    best...mike
     
    Ed C thanked this.
  17. t7731

    t7731 Member

    Joined:
    Jun 9, 2012
    Messages:
    252
    Location:
    Westminster, MD
    After reading all of these comments about a scale, it brings up another question. I have seen all of the Powder bushing charts for the different types of powder and different bushing manufacturers.

    How likely is it that you will be able to find a bushing that gets you to the exact 1/10 of a grain? It seems that the variance with most of these bushings is at least 5/10. In other words, what happens if your load calls for 18.0 grains, but when you weigh the powder from one bushing it is 17.8 and the next bushing is 18.3?
     
  18. Unknown1
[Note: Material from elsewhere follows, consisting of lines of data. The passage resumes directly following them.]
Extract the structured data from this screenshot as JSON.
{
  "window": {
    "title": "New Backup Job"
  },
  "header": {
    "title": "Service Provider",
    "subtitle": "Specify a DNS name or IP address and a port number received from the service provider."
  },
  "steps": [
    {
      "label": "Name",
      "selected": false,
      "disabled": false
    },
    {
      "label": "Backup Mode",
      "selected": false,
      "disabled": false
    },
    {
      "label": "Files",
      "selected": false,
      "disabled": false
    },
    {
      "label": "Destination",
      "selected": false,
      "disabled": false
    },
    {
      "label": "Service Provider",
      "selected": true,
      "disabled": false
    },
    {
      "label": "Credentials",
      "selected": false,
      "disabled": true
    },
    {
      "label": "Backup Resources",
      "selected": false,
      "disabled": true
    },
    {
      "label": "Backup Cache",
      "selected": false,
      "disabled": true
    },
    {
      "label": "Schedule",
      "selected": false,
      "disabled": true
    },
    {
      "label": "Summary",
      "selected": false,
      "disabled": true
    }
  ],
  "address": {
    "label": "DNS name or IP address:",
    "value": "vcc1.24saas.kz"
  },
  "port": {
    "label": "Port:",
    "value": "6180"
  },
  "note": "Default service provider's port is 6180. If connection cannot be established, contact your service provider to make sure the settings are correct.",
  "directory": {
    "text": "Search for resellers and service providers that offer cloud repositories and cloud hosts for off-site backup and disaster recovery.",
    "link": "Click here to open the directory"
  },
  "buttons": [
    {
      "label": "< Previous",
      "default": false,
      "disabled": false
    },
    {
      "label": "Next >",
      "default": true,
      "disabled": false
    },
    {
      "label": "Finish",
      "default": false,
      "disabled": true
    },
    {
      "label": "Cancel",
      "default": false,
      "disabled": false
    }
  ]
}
    Unknown1 Well-Known Member

    Joined:
    Nov 5, 2009
    Messages:
    3,408
    The bushings are a starting point but a powder will vary in density (and consequently in weight) from one batch to another. You may find a bushing that gives you and exact drop with this weeks batch of powder (extreme good luck) and it may be off by 3/10s with next weeks batch. There's no crisis if you're a couple of tenths off either way. I fine tune if this week's bushing is 5/10s off or more.

    Keller
     
  19. Border Bandit

    Border Bandit Well-Known Member

    Joined:
    Aug 27, 2008
    Messages:
    1,715
    Location:
    Fairfield PA
    Depends upon the loader you're using. With a P/W I use P/W or Pacific bushings and use my Dremel tool to grind the interior to get the load volume I want. Of course it will vary from powder to powder. I've found that grinding "scallops" in the bottom of the bushing works best for me. Don't forget to check your shot drops, while you're at it.

    best....mike
     
  20. wayneo

    wayneo Active Member

    Joined:
    Jan 29, 1998
    Messages:
    3,002
    A half of a grain of powder doesn't make much difference with shot-shells unless you are loading the upper limits to begin with. The way your machine is mounted, and if it is a progressive or single stage, could make a half grain difference. You also need to check each container of powder you open, they will all be a little different in weight.

    You could get an adjustable charge bar and be done with bushings.

    Looks like the 616s are middle of the road with pressures. Read the above link, and call Alliant.

    Wayne
     
Thread Status:
Not open for further replies.